Your objective:
Whenever the word "will" turns up in a line below, that line should be copied.

━━━━━ Dataset records

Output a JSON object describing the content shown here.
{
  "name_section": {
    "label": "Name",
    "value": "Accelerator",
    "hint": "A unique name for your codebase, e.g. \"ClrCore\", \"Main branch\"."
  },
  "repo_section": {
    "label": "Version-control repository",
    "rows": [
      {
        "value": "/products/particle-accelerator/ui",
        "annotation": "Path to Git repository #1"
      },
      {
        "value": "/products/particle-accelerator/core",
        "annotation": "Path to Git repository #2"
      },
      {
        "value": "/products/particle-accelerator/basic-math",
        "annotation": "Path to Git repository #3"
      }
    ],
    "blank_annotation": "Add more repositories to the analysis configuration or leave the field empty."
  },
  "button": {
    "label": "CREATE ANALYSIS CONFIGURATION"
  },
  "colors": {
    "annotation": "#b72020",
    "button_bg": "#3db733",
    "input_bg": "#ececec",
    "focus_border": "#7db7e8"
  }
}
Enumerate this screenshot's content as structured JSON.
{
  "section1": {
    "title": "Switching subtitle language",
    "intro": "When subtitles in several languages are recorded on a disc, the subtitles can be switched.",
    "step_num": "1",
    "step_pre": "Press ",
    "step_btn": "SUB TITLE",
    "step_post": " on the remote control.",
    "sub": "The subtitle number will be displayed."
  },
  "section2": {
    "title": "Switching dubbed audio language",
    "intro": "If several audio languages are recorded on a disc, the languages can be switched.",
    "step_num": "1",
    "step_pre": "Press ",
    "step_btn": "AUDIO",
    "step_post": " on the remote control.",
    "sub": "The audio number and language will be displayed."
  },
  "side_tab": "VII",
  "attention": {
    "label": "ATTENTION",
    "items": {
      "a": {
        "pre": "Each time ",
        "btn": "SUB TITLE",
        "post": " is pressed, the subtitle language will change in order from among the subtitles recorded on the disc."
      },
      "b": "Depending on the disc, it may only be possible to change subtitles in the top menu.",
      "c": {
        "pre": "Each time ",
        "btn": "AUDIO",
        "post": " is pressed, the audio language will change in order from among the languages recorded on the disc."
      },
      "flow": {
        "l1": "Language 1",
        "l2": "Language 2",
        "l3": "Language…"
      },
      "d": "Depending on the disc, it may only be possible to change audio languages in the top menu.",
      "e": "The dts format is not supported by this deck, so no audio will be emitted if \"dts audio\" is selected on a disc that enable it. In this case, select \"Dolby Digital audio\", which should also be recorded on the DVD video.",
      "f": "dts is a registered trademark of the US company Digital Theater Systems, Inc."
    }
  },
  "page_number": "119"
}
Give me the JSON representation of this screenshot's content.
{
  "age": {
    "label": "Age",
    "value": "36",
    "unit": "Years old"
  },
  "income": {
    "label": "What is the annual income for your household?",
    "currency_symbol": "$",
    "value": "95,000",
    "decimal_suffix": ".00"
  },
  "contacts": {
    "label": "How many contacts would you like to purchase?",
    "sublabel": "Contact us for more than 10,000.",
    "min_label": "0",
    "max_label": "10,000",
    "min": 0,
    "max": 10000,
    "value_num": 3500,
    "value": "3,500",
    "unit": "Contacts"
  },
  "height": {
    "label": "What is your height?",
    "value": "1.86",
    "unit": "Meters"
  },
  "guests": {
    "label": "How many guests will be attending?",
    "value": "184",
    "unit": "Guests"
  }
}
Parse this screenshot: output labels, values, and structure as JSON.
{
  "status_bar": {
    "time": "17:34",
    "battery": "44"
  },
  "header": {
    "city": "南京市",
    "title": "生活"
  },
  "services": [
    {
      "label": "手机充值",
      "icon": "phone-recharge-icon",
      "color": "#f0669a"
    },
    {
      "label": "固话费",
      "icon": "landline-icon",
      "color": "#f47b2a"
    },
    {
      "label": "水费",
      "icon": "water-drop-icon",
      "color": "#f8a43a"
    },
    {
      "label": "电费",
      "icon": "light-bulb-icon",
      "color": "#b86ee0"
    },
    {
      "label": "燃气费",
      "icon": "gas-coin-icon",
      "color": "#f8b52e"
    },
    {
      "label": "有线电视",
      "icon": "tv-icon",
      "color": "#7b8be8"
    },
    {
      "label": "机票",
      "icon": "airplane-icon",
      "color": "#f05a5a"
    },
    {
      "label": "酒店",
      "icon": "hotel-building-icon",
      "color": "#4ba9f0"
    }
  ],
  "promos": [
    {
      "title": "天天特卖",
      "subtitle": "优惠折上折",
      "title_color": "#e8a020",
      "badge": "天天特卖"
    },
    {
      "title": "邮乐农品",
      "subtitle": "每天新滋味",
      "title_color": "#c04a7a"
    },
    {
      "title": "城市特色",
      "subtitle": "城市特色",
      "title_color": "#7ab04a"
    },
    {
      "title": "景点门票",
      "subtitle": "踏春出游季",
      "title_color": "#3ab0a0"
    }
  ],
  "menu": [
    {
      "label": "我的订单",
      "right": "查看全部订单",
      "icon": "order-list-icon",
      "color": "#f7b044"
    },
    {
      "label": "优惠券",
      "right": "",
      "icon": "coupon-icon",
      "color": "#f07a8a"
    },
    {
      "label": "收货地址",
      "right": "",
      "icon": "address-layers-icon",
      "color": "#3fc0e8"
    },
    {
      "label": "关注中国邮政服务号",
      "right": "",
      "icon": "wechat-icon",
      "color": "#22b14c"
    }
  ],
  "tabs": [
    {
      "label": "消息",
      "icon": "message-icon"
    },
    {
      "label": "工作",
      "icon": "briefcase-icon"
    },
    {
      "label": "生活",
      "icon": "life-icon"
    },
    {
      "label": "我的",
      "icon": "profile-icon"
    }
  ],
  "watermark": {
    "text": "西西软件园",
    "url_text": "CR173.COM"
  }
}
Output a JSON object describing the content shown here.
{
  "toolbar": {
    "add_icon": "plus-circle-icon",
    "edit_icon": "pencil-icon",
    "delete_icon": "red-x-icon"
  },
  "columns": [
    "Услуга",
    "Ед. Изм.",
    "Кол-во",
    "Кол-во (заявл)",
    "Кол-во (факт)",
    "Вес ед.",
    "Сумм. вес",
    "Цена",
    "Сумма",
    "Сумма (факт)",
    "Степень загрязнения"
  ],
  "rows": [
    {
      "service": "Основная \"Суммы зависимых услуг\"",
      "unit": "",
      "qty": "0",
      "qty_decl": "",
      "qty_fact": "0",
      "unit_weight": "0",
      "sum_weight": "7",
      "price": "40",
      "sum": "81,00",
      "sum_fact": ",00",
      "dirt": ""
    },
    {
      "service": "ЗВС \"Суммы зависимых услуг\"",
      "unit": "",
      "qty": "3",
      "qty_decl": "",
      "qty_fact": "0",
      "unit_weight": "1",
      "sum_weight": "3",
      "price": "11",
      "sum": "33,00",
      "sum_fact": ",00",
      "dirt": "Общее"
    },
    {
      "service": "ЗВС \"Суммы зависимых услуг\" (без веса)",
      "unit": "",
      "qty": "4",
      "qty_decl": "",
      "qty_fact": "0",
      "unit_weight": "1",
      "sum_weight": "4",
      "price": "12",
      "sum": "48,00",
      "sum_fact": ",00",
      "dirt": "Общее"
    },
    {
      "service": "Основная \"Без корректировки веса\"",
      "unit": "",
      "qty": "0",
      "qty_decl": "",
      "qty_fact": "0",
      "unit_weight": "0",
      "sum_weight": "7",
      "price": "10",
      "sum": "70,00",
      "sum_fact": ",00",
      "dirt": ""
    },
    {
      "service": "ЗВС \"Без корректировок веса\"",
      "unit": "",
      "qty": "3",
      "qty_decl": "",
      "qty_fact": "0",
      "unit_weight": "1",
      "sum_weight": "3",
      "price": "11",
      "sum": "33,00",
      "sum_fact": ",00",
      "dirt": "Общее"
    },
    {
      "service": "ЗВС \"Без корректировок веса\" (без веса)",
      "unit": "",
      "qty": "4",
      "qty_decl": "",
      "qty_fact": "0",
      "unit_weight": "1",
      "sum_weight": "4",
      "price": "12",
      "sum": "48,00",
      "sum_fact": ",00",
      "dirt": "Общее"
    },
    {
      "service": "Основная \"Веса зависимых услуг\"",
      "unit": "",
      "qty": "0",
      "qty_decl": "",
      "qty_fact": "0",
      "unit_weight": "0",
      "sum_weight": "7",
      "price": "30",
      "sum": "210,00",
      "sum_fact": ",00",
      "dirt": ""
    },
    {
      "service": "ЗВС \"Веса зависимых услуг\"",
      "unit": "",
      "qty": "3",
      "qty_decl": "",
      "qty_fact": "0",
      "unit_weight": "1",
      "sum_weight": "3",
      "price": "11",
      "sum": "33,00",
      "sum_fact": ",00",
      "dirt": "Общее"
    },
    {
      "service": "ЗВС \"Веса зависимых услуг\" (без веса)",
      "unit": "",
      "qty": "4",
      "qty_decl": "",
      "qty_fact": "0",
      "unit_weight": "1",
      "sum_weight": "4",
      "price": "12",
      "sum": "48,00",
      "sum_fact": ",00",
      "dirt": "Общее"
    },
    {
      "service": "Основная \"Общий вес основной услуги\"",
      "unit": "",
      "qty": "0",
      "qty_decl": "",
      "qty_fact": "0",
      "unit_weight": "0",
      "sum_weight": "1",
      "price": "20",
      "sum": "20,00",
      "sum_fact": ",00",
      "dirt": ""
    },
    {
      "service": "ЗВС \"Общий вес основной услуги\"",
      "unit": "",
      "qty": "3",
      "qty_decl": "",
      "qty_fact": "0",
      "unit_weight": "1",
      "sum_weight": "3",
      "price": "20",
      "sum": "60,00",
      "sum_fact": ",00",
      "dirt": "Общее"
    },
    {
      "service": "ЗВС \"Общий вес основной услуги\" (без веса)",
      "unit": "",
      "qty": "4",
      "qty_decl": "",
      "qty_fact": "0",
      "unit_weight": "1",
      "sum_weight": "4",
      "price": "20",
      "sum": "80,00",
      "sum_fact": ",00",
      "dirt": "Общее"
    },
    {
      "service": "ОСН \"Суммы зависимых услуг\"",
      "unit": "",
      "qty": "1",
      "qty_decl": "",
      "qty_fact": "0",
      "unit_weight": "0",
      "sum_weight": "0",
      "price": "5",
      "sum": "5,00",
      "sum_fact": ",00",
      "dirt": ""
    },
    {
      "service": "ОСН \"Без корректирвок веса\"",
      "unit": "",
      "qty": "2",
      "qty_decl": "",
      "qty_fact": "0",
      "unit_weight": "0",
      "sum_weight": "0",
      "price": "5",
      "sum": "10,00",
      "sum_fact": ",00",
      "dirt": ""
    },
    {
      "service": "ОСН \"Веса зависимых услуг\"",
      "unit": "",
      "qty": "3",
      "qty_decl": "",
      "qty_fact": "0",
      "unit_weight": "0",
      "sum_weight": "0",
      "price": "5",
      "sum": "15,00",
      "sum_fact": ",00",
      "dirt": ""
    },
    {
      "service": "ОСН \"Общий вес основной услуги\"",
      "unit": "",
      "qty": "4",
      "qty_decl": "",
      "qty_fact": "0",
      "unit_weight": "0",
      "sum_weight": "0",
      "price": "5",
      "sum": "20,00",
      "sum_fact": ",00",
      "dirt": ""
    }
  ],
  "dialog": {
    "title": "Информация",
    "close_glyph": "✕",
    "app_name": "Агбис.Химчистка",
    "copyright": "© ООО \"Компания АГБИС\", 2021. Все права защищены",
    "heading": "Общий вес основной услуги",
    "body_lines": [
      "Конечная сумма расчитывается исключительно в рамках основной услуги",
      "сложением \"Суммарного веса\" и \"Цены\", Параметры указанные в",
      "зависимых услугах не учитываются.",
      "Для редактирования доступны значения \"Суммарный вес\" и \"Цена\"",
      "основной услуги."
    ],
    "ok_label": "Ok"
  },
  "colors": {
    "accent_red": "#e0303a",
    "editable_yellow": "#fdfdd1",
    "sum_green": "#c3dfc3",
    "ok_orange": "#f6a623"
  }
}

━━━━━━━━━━

Solution to this exercise:
    "sub": "The subtitle number will be displayed."
    "sub": "The audio number and language will be displayed."
        "post": " is pressed, the subtitle language will change in order from among the subtitles recorded on the disc."
        "post": " is pressed, the audio language will change in order from among the languages recorded on the disc."
      "e": "The dts format is not supported by this deck, so no audio will be emitted if \"dts audio\" is selected on a disc that enable it. In this case, select \"Dolby Digital audio\", which should also be recorded on the DVD video.",
    "label": "How many guests will be attending?",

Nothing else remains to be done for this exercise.